Newtown massacre: A reporter comes home

A persons tands in front of a memorial in Newtown
Image caption In the village of Sandy Hook, thousands of people from around the world leave notes, candles, toys and messages for the victims and their families.

After covering tough stories all over the world, a reporter is called back home. Kaelyn Forde talks about covering her hometown of Newtown, Connecticut.

I became a journalist because I wanted to be the eyes of the world. I hoped to telegraph the suffering and pain of far-flung places in the hopes that my work would be compelling enough to make someone actually do something about it—even if it meant asking uncomfortable questions and bringing a camera to just about everything.

My work has taken me to the remote Mosquito Coast of Honduras to interview the survivors of an anti-drug trafficking operation that had killed four, among them two pregnant women and a child. It had taken me from jail in Georgia to the blasted out mountains of Appalachia and to death row in Mississippi.

But I never thought my work would take me home.

Sitting at a desk in Washington watching a dizzying amount of news wires pass by on Friday morning, one word caught my eye: "Newtown."

Since leaving Connecticut, I have grown accustomed to blank stares when I tell people where I grew up. "It's a sleepy little town, just over the border with New York," was my go-to response, expertly parsed in three languages.

For me, Newtown is a place marked in time by long hikes alongside my father, mornings splitting the Sunday New York Times with my mother on our sunny patio, fireside chats with my brother, and drinks with friends.

Image caption The author with her father in Newtown, circa 1993.

Newtown has always been a place that is almost impossibly peaceful—a place I had come to recover after tough assignments, a place I had come to feel safe, encircled by sturdy oaks and laughing cousins.

But Friday morning, Newtown leapt across the news wires for an unfathomable reason—shots fired at an elementary school. Suddenly, that far-flung place was my town.

I rushed to the phone and began dialling family, classmates and friends. A phone interview with someone at the scene, the logical next step for a journalist, also became a frantic exercise in finding out who was safe. A call to a friend revealed that his mother had been shot; the wail of the ambulance could be heard in the background.

A classmate described the scene from her kitchen window just yards from the school—helicopters overhead, police combing the woods, but very few survivors being carried out.

It is a testament to the tightly knit nature of this town that within minutes, I had much of the story.

It was horrifying.

I held out hope that the local television news had gotten it wrong—surely there couldn't be 27 dead children and adults in there.
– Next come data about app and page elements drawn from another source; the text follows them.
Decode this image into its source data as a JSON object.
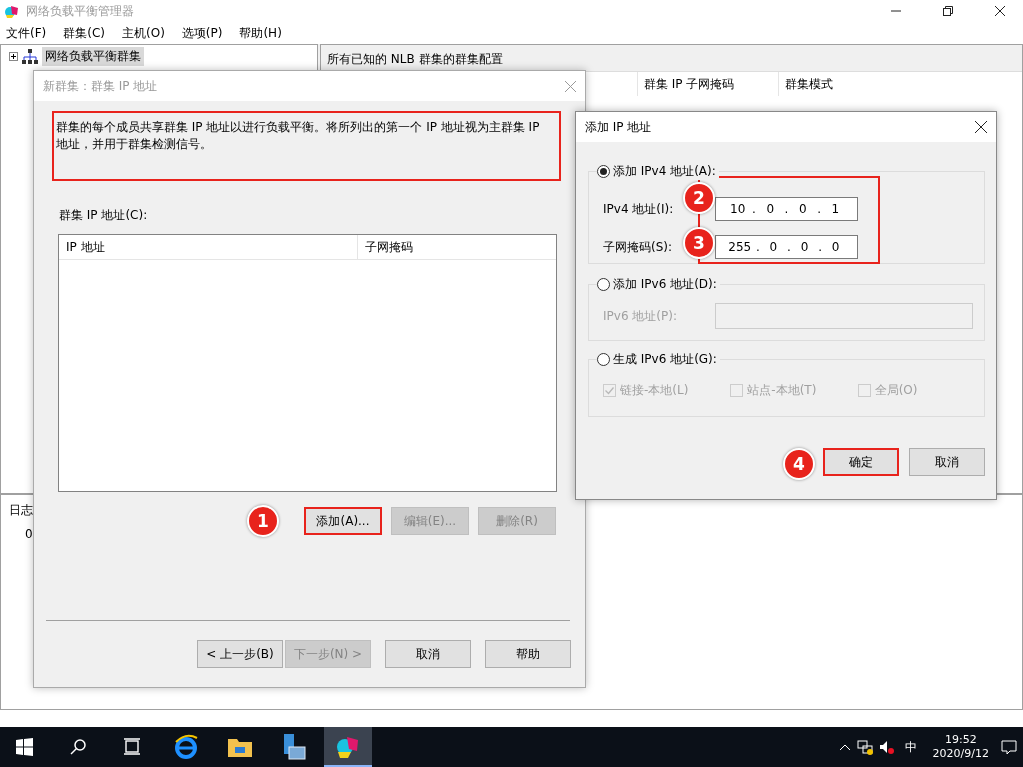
{
  "window": {
    "title": "网络负载平衡管理器",
    "menu": [
      "文件(F)",
      "群集(C)",
      "主机(O)",
      "选项(P)",
      "帮助(H)"
    ]
  },
  "tree": {
    "items": [
      {
        "label": "网络负载平衡群集",
        "expanded": false,
        "selected": true
      }
    ]
  },
  "right_pane": {
    "heading": "所有已知的 NLB 群集的群集配置",
    "columns": [
      "群集 IP 子网掩码",
      "群集模式"
    ]
  },
  "log_pane": {
    "column_1": "日志",
    "row_1": "0"
  },
  "wizard": {
    "title": "新群集：群集 IP 地址",
    "description": "群集的每个成员共享群集 IP 地址以进行负载平衡。将所列出的第一个 IP 地址视为主群集 IP 地址，并用于群集检测信号。",
    "highlighted": true,
    "list_label": "群集 IP 地址(C):",
    "columns": [
      "IP 地址",
      "子网掩码"
    ],
    "list_buttons": [
      {
        "label": "添加(A)...",
        "disabled": false,
        "highlighted": true,
        "step": "1"
      },
      {
        "label": "编辑(E)...",
        "disabled": true,
        "highlighted": false
      },
      {
        "label": "删除(R)",
        "disabled": true,
        "highlighted": false
      }
    ],
    "nav_buttons": [
      {
        "label": "< 上一步(B)",
        "disabled": false
      },
      {
        "label": "下一步(N) >",
        "disabled": true
      },
      {
        "label": "取消",
        "disabled": false
      },
      {
        "label": "帮助",
        "disabled": false
      }
    ]
  },
  "add_dialog": {
    "title": "添加 IP 地址",
    "sections": [
      {
        "kind": "ipv4",
        "label": "添加 IPv4 地址(A):",
        "selected": true,
        "highlighted": true,
        "fields": [
          {
            "label": "IPv4 地址(I):",
            "octets": [
              "10",
              "0",
              "0",
              "1"
            ],
            "separator": ".",
            "step": "2"
          },
          {
            "label": "子网掩码(S):",
            "octets": [
              "255",
              "0",
              "0",
              "0"
            ],
            "separator": ".",
            "step": "3"
          }
        ]
      },
      {
        "kind": "ipv6",
        "label": "添加 IPv6 地址(D):",
        "selected": false,
        "field_label": "IPv6 地址(P):",
        "disabled": true
      },
      {
        "kind": "generate",
        "label": "生成 IPv6 地址(G):",
        "selected": false,
        "options": [
          {
            "label": "链接-本地(L)",
            "checked": true,
            "disabled": true
          },
          {
            "label": "站点-本地(T)",
            "checked": false,
            "disabled": true
          },
          {
            "label": "全局(O)",
            "checked": false,
            "disabled": true
          }
        ]
      }
    ],
    "buttons": [
      {
        "label": "确定",
        "highlighted": true,
        "step": "4"
      },
      {
        "label": "取消",
        "highlighted": false
      }
    ]
  },
  "taskbar": {
    "apps": [
      {
        "kind": "browser",
        "selected": false
      },
      {
        "kind": "folder",
        "selected": false
      },
      {
        "kind": "server",
        "selected": false
      },
      {
        "kind": "nlb",
        "selected": true
      }
    ],
    "ime": "中",
    "time": "19:52",
    "date": "2020/9/12"
  }
}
But when the red bar of the Associated Press flashed across my screen, I knew it was time to pack my camera and go.

Aching to be with my little town during its darkest hour and also determined to tell its stories, I went straight to Newtown. The inky darkness spread into the valley below and the lights of the church could be seen through the leafless trees. But something already felt wrong. The peace had been shattered.

Nothing could prepare me for the scenes that followed, unfolding over the week like a series of snapshots I never want to have taken.

The satellite trucks filling the parking lot of the community centre where I learned to swim.

The catatonic parents staggering up the stairs to meet with the priest who gave me my first communion.

The cameraman swivelling his lens to catch my mother crying at a makeshift shrine.

The Lincoln town cars with out-of-state plates idling on my friend's parents' lawn.

The rapping knuckles of a dolled-up TV reporter on the front door.

The thousands of flowers and teddy bears keeping vigil on every corner.

Image caption The author at home in Newtown

The President speaking on the stage where I had performed in so many out-of-tune school band concerts.

The hearse, stopping to unload a coffin far too small.

I watched my tiny town swell with thousands of journalists, all scrambling to get the tears on camera, the parents on tape, the front-page interview with the survivor.

I watched my little town withdraw, turn inward, and form a barrier between the people and the press. Suddenly, I felt I had to choose sides. The suffering was too great, the community too close, for me to be able to make those calls and walk up to those doors.

I began to reach out slowly and carefully, content with not getting the sound bite if what someone really needed was a shoulder. I took a backseat in the coverage and shed my tears at home.

I didn't push and I didn't try in the way I always had. I focused instead on connecting my colleagues with the good people, the ones who have proven that a single act of violence cannot consume a community like ours.

I am and forever will be from Newtown, and long after the satellite trucks pull out and the reporters leave, I will be here. Nothing I have ever covered could prepare me for this.

Newtown has been my toughest assignment—and probably, my most important.